Start of DATA LISTING

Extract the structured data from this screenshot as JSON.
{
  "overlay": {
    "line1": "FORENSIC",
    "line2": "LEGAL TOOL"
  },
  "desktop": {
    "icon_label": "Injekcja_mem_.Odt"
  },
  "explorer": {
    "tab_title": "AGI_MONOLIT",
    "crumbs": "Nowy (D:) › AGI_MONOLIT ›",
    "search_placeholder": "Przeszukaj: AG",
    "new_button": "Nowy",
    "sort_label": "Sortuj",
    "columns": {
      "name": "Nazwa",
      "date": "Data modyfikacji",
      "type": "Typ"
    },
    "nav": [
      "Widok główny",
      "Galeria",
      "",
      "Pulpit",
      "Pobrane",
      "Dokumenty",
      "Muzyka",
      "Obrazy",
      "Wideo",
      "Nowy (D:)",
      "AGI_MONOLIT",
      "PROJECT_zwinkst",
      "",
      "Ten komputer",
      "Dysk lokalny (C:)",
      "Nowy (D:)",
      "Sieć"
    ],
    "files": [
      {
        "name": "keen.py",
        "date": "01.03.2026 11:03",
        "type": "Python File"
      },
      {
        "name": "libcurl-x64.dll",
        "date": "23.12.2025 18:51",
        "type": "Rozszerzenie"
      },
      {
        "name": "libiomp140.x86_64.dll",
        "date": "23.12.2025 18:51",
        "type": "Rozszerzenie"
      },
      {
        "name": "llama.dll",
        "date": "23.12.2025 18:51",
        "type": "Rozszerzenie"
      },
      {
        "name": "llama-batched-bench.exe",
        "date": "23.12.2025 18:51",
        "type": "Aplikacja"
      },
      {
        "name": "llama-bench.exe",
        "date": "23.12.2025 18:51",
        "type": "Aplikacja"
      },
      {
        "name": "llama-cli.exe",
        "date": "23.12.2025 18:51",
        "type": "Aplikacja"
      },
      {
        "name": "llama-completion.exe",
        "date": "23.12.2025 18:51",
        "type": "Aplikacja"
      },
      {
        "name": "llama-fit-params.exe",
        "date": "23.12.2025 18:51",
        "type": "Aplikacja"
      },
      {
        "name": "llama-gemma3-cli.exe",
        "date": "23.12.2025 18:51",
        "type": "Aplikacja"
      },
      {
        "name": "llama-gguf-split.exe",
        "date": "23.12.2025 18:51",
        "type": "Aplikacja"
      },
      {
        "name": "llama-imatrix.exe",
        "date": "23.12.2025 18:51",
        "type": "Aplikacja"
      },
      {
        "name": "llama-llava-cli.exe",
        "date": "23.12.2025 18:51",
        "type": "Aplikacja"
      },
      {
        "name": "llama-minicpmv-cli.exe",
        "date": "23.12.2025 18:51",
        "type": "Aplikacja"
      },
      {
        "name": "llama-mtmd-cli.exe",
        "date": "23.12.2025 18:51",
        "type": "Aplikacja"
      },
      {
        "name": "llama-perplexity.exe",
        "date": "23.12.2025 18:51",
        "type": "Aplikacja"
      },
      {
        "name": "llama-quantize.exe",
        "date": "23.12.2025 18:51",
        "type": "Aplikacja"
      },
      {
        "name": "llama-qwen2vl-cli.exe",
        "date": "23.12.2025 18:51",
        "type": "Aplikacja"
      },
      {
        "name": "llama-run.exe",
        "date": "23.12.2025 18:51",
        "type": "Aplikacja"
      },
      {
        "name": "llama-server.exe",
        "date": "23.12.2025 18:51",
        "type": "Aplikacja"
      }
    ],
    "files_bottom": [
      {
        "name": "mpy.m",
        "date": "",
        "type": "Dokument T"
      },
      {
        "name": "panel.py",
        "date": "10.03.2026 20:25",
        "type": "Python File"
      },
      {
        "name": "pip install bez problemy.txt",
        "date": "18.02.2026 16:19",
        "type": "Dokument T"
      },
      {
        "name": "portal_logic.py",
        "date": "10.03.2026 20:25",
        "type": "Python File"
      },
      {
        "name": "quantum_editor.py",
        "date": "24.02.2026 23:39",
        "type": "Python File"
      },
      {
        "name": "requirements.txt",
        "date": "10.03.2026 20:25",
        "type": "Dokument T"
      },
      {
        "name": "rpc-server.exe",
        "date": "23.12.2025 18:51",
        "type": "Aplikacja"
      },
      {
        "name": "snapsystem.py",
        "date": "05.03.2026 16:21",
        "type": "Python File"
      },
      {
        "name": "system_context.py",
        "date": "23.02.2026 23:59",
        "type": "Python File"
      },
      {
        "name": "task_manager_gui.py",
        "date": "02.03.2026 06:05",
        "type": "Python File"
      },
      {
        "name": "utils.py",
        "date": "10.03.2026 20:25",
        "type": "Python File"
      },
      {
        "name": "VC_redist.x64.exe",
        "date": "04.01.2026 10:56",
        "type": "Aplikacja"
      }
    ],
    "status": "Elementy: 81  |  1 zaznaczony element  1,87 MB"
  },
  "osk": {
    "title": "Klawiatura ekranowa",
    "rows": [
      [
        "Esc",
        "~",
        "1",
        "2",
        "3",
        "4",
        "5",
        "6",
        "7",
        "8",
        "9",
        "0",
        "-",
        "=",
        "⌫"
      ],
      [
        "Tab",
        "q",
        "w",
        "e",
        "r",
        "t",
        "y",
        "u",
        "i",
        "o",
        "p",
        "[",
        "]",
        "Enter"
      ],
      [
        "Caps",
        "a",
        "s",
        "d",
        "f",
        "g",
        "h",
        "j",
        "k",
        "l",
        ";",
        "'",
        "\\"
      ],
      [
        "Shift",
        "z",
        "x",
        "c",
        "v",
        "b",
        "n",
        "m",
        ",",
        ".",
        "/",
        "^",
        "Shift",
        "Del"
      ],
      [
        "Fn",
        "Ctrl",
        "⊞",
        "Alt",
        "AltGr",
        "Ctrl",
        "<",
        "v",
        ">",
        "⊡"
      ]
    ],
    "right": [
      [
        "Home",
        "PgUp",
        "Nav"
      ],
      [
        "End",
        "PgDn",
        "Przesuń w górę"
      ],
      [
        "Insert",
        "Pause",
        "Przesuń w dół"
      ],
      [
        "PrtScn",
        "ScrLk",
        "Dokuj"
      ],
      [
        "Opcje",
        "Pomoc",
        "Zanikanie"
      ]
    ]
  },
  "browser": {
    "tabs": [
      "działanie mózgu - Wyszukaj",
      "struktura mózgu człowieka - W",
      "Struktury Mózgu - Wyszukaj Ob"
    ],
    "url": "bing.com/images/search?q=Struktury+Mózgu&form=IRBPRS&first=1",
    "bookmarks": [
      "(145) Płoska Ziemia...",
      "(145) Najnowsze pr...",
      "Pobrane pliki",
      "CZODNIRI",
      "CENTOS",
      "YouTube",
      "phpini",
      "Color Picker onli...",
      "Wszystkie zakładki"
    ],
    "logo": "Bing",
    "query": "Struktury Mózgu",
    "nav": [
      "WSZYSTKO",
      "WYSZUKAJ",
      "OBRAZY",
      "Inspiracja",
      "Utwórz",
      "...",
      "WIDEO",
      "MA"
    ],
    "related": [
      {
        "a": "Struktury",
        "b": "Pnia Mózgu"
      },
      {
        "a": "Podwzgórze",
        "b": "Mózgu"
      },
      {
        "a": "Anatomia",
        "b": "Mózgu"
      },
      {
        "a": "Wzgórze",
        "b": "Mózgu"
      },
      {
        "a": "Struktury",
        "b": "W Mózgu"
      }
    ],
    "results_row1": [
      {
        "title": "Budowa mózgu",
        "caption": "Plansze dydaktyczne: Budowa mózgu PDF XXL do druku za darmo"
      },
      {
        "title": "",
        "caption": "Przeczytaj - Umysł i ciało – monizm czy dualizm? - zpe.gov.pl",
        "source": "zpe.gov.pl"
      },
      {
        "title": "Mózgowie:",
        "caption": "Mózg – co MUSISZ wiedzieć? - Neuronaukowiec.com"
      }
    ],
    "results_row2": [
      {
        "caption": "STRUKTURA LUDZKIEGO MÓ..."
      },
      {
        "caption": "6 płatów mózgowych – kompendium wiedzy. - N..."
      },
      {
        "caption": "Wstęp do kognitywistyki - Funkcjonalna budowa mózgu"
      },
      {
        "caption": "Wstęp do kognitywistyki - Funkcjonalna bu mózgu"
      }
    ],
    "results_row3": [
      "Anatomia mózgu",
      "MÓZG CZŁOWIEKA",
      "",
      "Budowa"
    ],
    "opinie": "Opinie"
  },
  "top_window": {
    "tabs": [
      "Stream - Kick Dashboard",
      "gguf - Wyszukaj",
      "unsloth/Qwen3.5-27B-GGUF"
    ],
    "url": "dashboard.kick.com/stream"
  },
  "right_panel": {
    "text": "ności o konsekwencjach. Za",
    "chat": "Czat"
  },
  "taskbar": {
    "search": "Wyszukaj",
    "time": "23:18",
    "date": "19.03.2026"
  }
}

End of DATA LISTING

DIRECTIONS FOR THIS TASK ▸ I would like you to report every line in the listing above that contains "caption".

SOLVED PROBLEM ▸
        "caption": "Plansze dydaktyczne: Budowa mózgu PDF XXL do druku za darmo"
        "caption": "Przeczytaj - Umysł i ciało – monizm czy dualizm? - zpe.gov.pl",
        "caption": "Mózg – co MUSISZ wiedzieć? - Neuronaukowiec.com"
        "caption": "STRUKTURA LUDZKIEGO MÓ..."
        "caption": "6 płatów mózgowych – kompendium wiedzy. - N..."
        "caption": "Wstęp do kognitywistyki - Funkcjonalna budowa mózgu"
        "caption": "Wstęp do kognitywistyki - Funkcjonalna bu mózgu"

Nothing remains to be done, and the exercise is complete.